(Required action): In your copy of the data, omit the pictures and keep all else exactly as given.

(App and web page records):
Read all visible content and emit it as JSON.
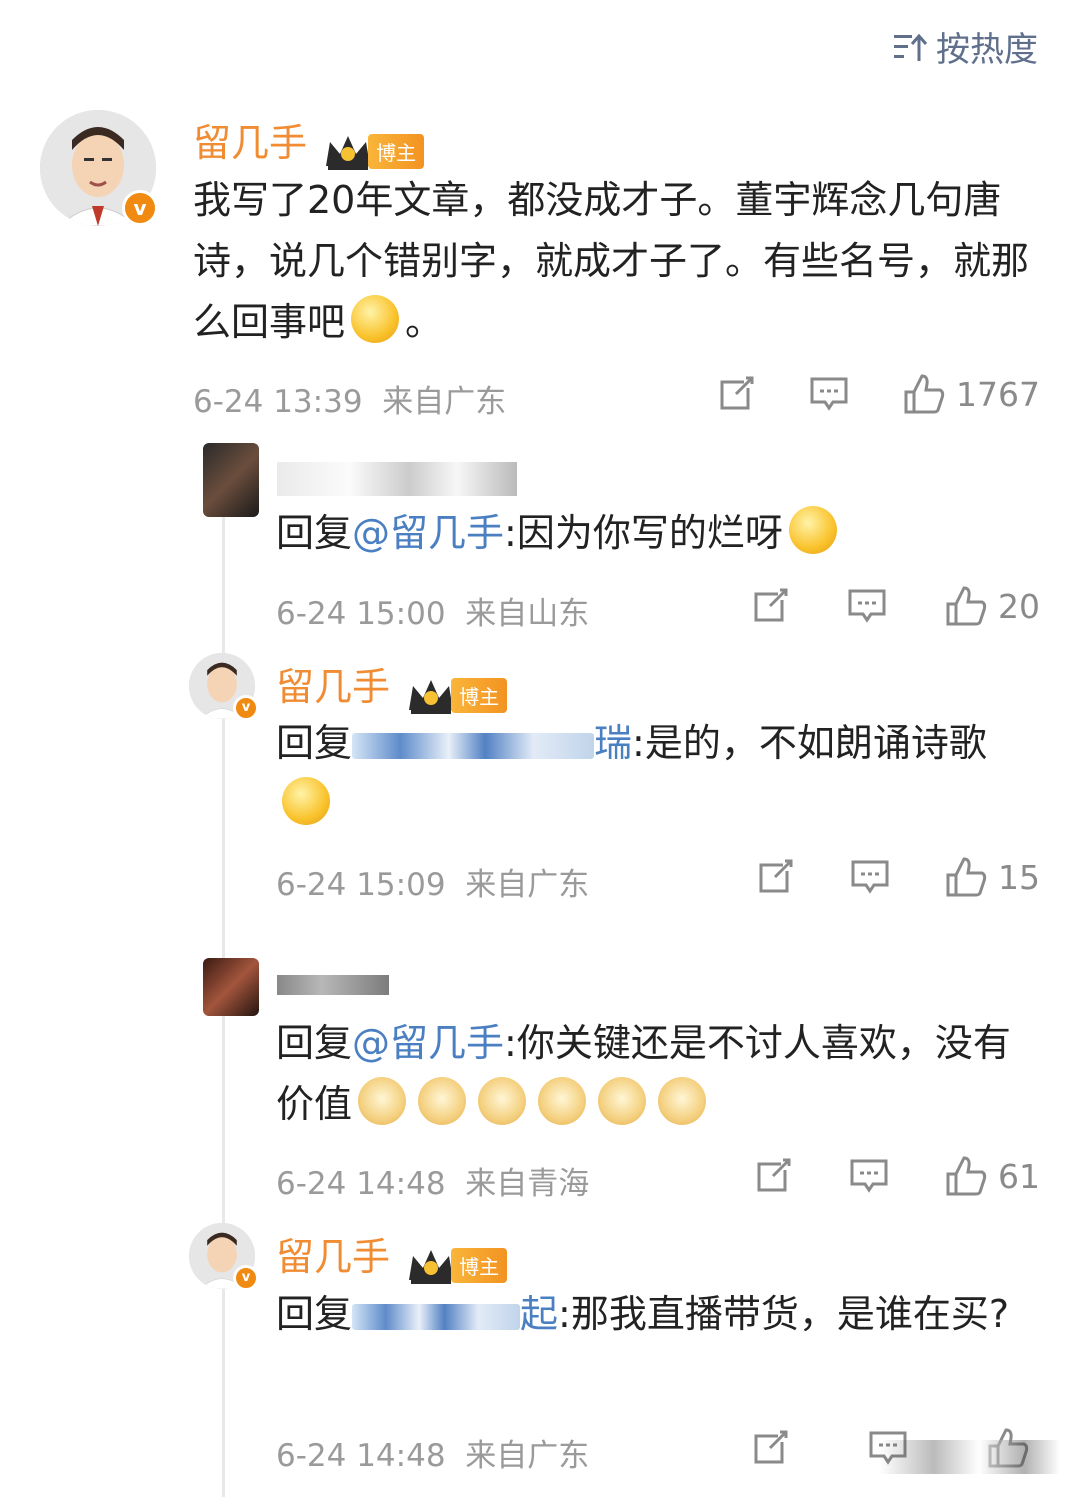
{
  "sort": {
    "label": "按热度"
  },
  "main_comment": {
    "author": "留几手",
    "badge": "博主",
    "text": "我写了20年文章，都没成才子。董宇辉念几句唐诗，说几个错别字，就成才子了。有些名号，就那么回事吧",
    "text_end": "。",
    "time": "6-24 13:39",
    "location": "来自广东",
    "likes": "1767"
  },
  "replies": [
    {
      "author": "",
      "reply_prefix": "回复",
      "mention": "@留几手",
      "text": ":因为你写的烂呀",
      "time": "6-24 15:00",
      "location": "来自山东",
      "likes": "20"
    },
    {
      "author": "留几手",
      "badge": "博主",
      "reply_prefix": "回复",
      "mention_tail": "瑞",
      "text": ":是的，不如朗诵诗歌",
      "time": "6-24 15:09",
      "location": "来自广东",
      "likes": "15"
    },
    {
      "author": "",
      "reply_prefix": "回复",
      "mention": "@留几手",
      "text": ":你关键还是不讨人喜欢，没有价值",
      "time": "6-24 14:48",
      "location": "来自青海",
      "likes": "61"
    },
    {
      "author": "留几手",
      "badge": "博主",
      "reply_prefix": "回复",
      "mention_tail": "起",
      "text": ":那我直播带货，是谁在买?",
      "time": "6-24 14:48",
      "location": "来自广东",
      "likes": ""
    }
  ],
  "colors": {
    "accent_name": "#f08c33",
    "mention": "#4a7fc1",
    "meta": "#9a9a9a"
  }
}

(Solution):
Read all visible content and emit it as JSON.
{
  "sort": {
    "label": "按热度"
  },
  "main_comment": {
    "author": "留几手",
    "badge": "博主",
    "text": "我写了20年文章，都没成才子。董宇辉念几句唐诗，说几个错别字，就成才子了。有些名号，就那么回事吧",
    "text_end": "。",
    "time": "6-24 13:39",
    "location": "来自广东",
    "likes": "1767"
  },
  "replies": [
    {
      "author": "",
      "reply_prefix": "回复",
      "mention": "@留几手",
      "text": ":因为你写的烂呀",
      "time": "6-24 15:00",
      "location": "来自山东",
      "likes": "20"
    },
    {
      "author": "留几手",
      "badge": "博主",
      "reply_prefix": "回复",
      "mention_tail": "瑞",
      "text": ":是的，不如朗诵诗歌",
      "time": "6-24 15:09",
      "location": "来自广东",
      "likes": "15"
    },
    {
      "author": "",
      "reply_prefix": "回复",
      "mention": "@留几手",
      "text": ":你关键还是不讨人喜欢，没有价值",
      "time": "6-24 14:48",
      "location": "来自青海",
      "likes": "61"
    },
    {
      "author": "留几手",
      "badge": "博主",
      "reply_prefix": "回复",
      "mention_tail": "起",
      "text": ":那我直播带货，是谁在买?",
      "time": "6-24 14:48",
      "location": "来自广东",
      "likes": ""
    }
  ],
  "colors": {
    "accent_name": "#f08c33",
    "mention": "#4a7fc1",
    "meta": "#9a9a9a"
  }
}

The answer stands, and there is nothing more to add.